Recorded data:
Content starts

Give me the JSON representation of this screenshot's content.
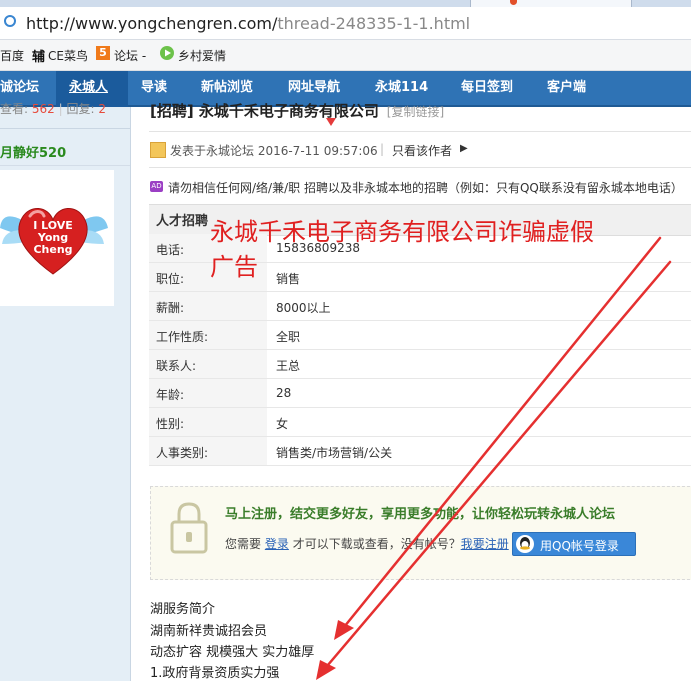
{
  "browser": {
    "url_host": "http://www.yongchengren.com/",
    "url_path": "thread-248335-1-1.html",
    "bookmarks": [
      {
        "label": "百度"
      },
      {
        "label": "CE菜鸟"
      },
      {
        "label": "论坛 -"
      },
      {
        "label": "乡村爱情"
      }
    ]
  },
  "nav": {
    "items": [
      "诚论坛",
      "永城人",
      "导读",
      "新帖浏览",
      "网址导航",
      "永城114",
      "每日签到",
      "客户端"
    ]
  },
  "sidebar": {
    "stats_views_label": "查看:",
    "stats_views": "562",
    "stats_replies_label": "回复:",
    "stats_replies": "2",
    "username": "月静好520",
    "avatar_line1": "I LOVE",
    "avatar_line2": "Yong",
    "avatar_line3": "Cheng"
  },
  "thread": {
    "title": "[招聘] 永城千禾电子商务有限公司",
    "copy_link": "[复制链接]",
    "posted": "发表于永城论坛 2016-7-11 09:57:06",
    "only_author": "只看该作者",
    "notice": "请勿相信任何网/络/兼/职 招聘以及非永城本地的招聘（例如：只有QQ联系没有留永城本地电话）",
    "section_header": "人才招聘",
    "fields": [
      {
        "label": "电话:",
        "value": "15836809238"
      },
      {
        "label": "职位:",
        "value": "销售"
      },
      {
        "label": "薪酬:",
        "value": "8000以上"
      },
      {
        "label": "工作性质:",
        "value": "全职"
      },
      {
        "label": "联系人:",
        "value": "王总"
      },
      {
        "label": "年龄:",
        "value": "28"
      },
      {
        "label": "性别:",
        "value": "女"
      },
      {
        "label": "人事类别:",
        "value": "销售类/市场营销/公关"
      }
    ]
  },
  "annotation": {
    "line1": "永城千禾电子商务有限公司诈骗虚假",
    "line2": "广告",
    "color": "#e02020"
  },
  "login": {
    "headline": "马上注册，结交更多好友，享用更多功能，让你轻松玩转永城人论坛",
    "prefix": "您需要",
    "login_link": "登录",
    "middle": "才可以下载或查看，没有帐号？",
    "register_link": "我要注册",
    "qq_button": "用QQ帐号登录"
  },
  "body_text": [
    "湖服务简介",
    "湖南新祥贵诚招会员",
    "动态扩容 规模强大 实力雄厚",
    "1.政府背景资质实力强"
  ]
}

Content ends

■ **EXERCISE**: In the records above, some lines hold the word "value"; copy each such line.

■ **COMPLETED EXERCISE**:
        "value": "15836809238"
        "value": "销售"
        "value": "8000以上"
        "value": "全职"
        "value": "王总"
        "value": "28"
        "value": "女"
        "value": "销售类/市场营销/公关"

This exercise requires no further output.